[Items from an interface collection]
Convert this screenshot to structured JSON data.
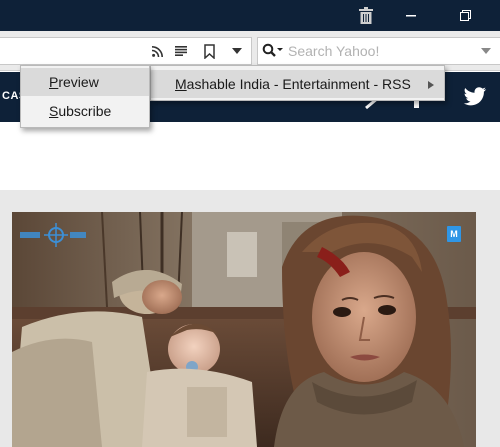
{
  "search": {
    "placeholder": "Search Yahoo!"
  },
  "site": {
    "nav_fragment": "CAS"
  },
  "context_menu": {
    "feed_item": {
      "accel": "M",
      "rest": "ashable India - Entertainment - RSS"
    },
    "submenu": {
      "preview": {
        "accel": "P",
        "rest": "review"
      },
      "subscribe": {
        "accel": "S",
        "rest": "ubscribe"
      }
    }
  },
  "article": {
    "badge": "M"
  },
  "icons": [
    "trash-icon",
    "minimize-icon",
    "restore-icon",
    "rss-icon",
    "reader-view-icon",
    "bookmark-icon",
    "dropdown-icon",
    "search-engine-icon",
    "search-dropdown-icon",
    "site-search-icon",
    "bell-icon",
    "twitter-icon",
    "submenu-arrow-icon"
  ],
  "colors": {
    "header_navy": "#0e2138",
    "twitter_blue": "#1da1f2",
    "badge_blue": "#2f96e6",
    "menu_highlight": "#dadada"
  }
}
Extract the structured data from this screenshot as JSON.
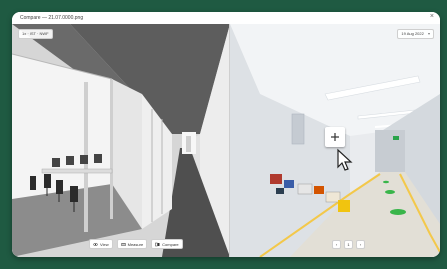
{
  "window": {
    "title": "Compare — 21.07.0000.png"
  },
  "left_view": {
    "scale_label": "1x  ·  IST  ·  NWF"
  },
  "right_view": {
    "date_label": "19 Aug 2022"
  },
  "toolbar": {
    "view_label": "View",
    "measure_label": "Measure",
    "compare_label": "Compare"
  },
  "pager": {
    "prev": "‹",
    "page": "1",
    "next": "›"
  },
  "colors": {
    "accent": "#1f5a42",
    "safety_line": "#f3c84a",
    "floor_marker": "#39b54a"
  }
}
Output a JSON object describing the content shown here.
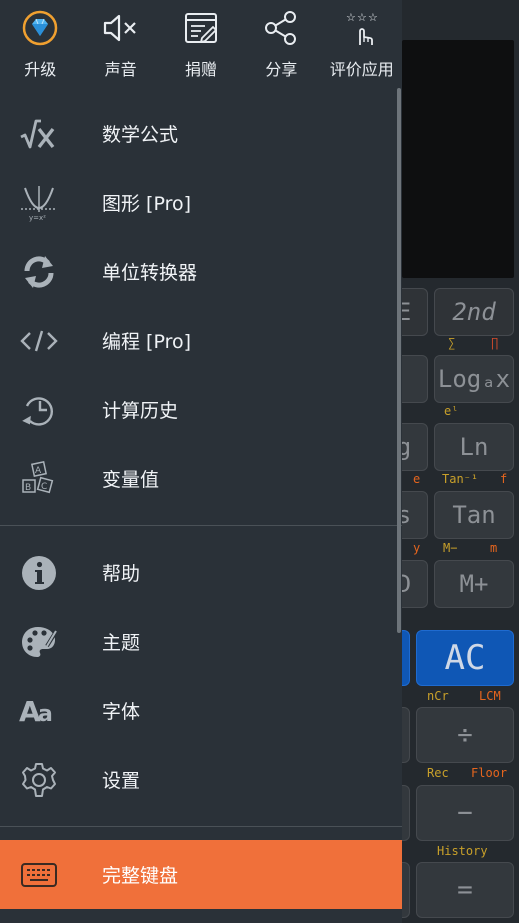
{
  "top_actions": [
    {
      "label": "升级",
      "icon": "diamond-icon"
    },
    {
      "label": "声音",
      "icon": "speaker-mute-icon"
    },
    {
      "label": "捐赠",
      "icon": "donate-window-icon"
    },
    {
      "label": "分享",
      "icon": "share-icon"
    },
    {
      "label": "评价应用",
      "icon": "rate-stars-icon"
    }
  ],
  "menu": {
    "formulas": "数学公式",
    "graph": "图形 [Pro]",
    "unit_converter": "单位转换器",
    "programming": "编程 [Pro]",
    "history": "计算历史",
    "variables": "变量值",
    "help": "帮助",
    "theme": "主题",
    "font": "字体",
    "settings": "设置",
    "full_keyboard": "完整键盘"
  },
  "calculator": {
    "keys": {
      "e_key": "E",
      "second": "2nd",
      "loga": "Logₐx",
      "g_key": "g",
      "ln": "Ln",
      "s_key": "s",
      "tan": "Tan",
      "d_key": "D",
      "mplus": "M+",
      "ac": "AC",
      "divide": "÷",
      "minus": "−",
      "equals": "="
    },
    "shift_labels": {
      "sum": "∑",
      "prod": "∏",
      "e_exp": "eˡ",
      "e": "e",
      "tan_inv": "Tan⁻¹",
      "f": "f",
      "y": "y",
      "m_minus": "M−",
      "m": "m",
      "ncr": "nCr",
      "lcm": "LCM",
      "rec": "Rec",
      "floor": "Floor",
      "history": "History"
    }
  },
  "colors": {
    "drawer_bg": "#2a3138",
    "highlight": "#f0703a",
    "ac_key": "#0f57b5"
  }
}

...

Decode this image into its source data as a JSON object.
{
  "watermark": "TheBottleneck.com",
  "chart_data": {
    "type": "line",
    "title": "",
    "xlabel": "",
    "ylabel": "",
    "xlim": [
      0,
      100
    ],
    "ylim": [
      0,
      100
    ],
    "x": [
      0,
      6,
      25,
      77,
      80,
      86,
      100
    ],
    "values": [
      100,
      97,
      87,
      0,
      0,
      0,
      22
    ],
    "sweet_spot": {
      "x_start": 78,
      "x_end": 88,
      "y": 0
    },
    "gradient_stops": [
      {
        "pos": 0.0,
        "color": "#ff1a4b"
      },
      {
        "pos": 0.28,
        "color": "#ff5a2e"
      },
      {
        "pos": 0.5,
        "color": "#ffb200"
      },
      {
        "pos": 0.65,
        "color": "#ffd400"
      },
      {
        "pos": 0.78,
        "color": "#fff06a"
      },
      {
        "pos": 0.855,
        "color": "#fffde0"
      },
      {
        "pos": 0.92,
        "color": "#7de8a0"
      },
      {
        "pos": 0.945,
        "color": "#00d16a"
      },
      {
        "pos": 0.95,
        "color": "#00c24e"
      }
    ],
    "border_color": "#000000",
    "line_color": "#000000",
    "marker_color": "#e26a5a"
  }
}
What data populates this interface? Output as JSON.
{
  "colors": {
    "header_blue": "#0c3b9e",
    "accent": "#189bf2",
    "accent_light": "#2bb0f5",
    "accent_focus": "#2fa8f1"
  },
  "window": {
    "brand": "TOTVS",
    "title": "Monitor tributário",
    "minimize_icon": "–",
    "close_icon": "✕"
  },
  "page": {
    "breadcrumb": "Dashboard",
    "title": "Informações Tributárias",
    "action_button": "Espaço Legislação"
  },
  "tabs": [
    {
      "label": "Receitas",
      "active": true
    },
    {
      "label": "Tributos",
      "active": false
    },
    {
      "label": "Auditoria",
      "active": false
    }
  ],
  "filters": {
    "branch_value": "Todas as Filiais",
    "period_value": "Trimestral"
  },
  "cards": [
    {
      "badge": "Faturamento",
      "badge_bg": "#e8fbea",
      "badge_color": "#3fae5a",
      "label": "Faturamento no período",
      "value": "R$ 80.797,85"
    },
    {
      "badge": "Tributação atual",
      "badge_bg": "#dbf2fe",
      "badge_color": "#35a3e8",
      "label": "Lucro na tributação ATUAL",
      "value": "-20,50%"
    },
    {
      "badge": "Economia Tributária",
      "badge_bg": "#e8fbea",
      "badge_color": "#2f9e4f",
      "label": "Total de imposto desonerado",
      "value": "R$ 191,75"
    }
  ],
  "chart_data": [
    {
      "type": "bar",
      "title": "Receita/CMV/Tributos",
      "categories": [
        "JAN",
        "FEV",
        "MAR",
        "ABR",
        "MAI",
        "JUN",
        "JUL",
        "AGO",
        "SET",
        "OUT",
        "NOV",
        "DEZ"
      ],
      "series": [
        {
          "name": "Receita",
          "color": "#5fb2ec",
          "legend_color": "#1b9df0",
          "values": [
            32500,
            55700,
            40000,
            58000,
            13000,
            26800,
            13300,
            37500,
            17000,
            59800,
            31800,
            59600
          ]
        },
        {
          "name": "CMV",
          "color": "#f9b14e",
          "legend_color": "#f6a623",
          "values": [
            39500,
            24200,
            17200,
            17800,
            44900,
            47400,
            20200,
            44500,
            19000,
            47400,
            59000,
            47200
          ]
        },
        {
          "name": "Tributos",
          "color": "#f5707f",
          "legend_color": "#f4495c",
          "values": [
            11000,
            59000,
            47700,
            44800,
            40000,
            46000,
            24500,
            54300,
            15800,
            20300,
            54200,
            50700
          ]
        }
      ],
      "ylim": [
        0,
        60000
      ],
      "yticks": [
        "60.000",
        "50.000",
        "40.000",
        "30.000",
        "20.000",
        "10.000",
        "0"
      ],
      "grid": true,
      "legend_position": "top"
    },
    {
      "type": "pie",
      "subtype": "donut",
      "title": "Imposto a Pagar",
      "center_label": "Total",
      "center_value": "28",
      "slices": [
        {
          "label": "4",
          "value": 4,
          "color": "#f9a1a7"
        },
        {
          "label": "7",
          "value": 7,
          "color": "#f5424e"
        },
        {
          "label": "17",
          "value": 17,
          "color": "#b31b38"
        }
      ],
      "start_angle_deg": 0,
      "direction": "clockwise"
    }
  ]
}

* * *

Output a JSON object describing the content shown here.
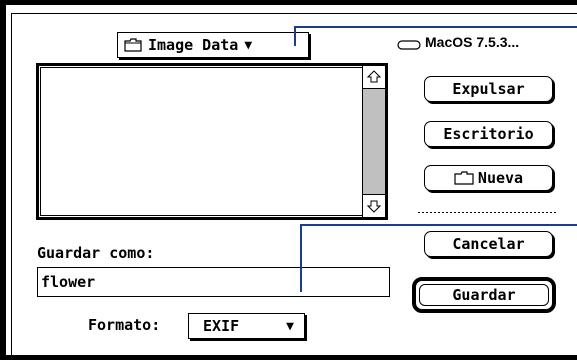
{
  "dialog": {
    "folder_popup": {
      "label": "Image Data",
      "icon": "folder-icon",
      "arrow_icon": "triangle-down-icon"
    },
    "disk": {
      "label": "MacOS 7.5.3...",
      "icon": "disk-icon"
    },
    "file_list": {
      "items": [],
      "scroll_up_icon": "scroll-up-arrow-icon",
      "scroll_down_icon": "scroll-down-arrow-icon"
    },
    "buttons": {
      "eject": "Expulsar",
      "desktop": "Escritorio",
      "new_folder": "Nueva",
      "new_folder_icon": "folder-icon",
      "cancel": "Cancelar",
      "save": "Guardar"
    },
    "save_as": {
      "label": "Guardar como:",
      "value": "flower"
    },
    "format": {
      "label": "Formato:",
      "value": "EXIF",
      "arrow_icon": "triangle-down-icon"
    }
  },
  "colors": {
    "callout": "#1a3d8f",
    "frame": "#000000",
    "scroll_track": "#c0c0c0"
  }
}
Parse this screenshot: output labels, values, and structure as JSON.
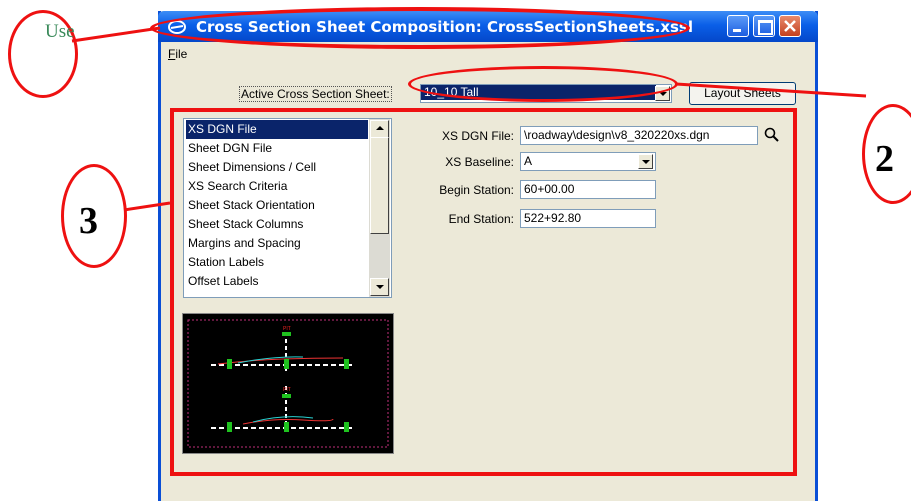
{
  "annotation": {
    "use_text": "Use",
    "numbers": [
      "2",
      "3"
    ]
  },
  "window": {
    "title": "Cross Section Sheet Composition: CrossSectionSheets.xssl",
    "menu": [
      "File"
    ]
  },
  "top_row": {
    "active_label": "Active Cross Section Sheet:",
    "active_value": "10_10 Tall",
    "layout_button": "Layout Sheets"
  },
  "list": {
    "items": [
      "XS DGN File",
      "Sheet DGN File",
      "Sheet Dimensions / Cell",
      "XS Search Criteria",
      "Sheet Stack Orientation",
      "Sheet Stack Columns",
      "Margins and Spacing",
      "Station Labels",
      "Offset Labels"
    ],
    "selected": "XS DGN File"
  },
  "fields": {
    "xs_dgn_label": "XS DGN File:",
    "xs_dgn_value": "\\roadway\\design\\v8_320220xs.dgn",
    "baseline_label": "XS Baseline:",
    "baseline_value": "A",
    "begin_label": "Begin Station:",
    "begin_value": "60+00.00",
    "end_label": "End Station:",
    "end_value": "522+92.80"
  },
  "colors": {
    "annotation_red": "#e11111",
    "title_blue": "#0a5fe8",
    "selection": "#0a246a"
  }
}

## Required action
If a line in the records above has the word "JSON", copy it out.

## Task output
Convert this screenshot to structured JSON data.
Extract the structured data from this screenshot as JSON.
Output a JSON object describing the content shown here.
Decode this image into its source data as a JSON object.
What data populates this interface? Output as JSON.
Output a JSON object describing the content shown here.
Parse this screenshot: output labels, values, and structure as JSON.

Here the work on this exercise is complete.